<!-- IMAGE -->
The United States is committed to incorporating women’s issues into all aspects of its foreign policy, said Melanne Verveer, U.S. Ambassador-at-Large for Global Women’s Issues. In recent testimony before the Senate Foreign Relations committee, she said violence against women cannot be relegated to the margins of foreign policy. The scope of the problem makes it not only one of the largest and most entrenched humanitarian and development issues, but a security issue.
Around the world, the places that are the most dangerous for women also pose the greatest threats to international peace and security. The correlation is clear, said Ambassador Verveer: "where women are oppressed, governance is weak and terrorists are more likely to take hold." Women’s participation is a prerequisite for good governance, for rule of law, and for economic prosperity.
"Preventing violence against women isn’t just the right thing to do," said Ambassador Verveer, "it’s also the smart thing to do." Studies have demonstrated that women are key drivers of economic growth and that investing in women yields enormous dividends. Women reinvest up to 90 percent of their income in their families and communities. And yet none of these benefits are possible unless girls are able to learn without fear and women are able to have autonomy over their own lives.

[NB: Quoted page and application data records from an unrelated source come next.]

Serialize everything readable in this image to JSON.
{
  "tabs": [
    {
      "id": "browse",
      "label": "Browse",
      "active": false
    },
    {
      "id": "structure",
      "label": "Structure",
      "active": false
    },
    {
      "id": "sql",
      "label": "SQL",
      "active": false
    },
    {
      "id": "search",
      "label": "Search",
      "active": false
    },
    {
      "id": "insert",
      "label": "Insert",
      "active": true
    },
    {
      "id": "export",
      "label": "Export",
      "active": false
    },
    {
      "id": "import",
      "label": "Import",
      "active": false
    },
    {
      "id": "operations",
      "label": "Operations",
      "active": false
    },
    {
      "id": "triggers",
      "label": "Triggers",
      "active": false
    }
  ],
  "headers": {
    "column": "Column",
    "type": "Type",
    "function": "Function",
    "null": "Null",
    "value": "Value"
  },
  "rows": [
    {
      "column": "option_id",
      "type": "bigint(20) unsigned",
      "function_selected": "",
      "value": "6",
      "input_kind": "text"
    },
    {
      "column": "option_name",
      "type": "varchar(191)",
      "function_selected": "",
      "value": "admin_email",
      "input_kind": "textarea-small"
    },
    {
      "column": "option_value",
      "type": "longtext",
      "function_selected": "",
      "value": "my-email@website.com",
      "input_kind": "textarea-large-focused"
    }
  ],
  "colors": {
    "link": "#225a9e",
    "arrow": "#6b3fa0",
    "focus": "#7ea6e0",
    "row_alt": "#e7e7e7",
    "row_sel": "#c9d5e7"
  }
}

With this goal in mind, the U.S. initiated the small grants program to support gender equality in Afghanistan. The 3-year, $26.3 million program will provide technical support to non-governmental organizations focused on helping women. The U.S. also allocated $150 million in 2009 for Afghan women and girls.
In the Democratic Republic of Congo, the U.S. is providing $17 million in funding to assist survivors of sexual and gender based violence in the country’s Eastern provinces.
Ultimately, said Ambassador Melanne Verveer, "the world needs to recognize that the problem of violence is, at its root, a manifestation of the low status of women and girls around the world. Ending the violence requires elevating their status and freeing their potential to be agents of change in their community."